Former Chief of Naval Operations Admiral Arleigh Burke was passionate about providing appropriate training and organizational innovation to sustain future combat needs. “Sea Power 21” advocates should heed that sage advice. Blue-water dominated containment is passé. Once again, small wars (e.g., Bosnia, Colombia, and Afghanistan) dominate U.S. strategic, operational, and tactical thought. Multiple, independent, and sustainable expeditionary ground offensives are the main focus of U.S. war fighting. The chief roles of the U.S. Navy for the next 10-20 years must be amphibious power projection, littoral force protection and expansion, and logistical sustainability. Qualified personnel—not merely 375 ships and more systems—must be the focal point of U.S. naval strategy and shipbuilding. People win wars, especially counterinsurgencies; machines cannot.6 At the end of the day, small units of infantrymen must hunt down strange people in foreign lands and kill them. Does the U.S. Navy’s “Sea Power 21” strategy help or hinder this endeavor? A global intifada is upon us—the barbarians are at the gates.
Paul Marx enlisted in the Marine Corps at 17. He earned a bachelor’s in Russian-Soviet studies, received a regular commission, and spent 11 years as an 0202 intelligence officer. He was course director and primary instructor for the Marine Corps’ Air-Ground Task Force Intelligence Officer Course from 1989 to 1992. He is a 1993 graduate of the Joint Military Intelligence College, receiving a master’s in strategic intelligence. He is a realtor in Littleton, Colorado.
1. Since the conclusion of the Civil War, friendly and chronically weak states, throughout the Western Hemisphere, aided in the collective U.S. national security. Unbelievably, now much of U.S. homeland security hinges on Canadian and Mexican border and port authorities, hence the creation of the Department of Homeland Security and Northern Command. Geographical realities remain inescapable. back to article
2. The 2002 National Security Strategy requires that DoD “ensure current military dominance is not challenged.” Furthermore, DoD’s “Joint Vision 2020”’s goal is “full spectrum dominance.” back to article
3. Osama bin Laden, the Taliban, and most radical Mujahedeen are Sunnis—radical Wahhabi Sunnis, avowed adversaries of Iranian and Iraqi Shiites.

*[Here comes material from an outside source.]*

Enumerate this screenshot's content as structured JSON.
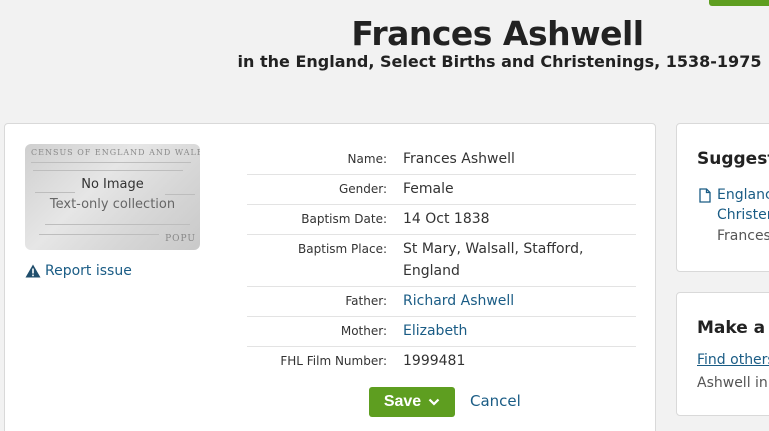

Shiites comprise only 10% of Islam, Sunnis the remainder. back to article
4. General Giulio Douhet’s vision has yet to be fully achieved. The harsh realities of tactical geography remain constraints of air power. back to article
5. The much-touted Air Expeditionary Force (AEF) concept is absolutely constrained by tactical geography (the timely procurement of secure land-based airfields, replete with all necessary support and security features and within a suitable distance from the joint operations area). The AEF concept seems like an overly convoluted substitute for an aircraft carrier or Marine expeditionary airfield. Logistically, the AEF is unsustainable without exponentially increasing the U.S. footprint, defeating its stated purpose. back to article
6. Network-centric warfare is completely dependent on skilled personnel. back to article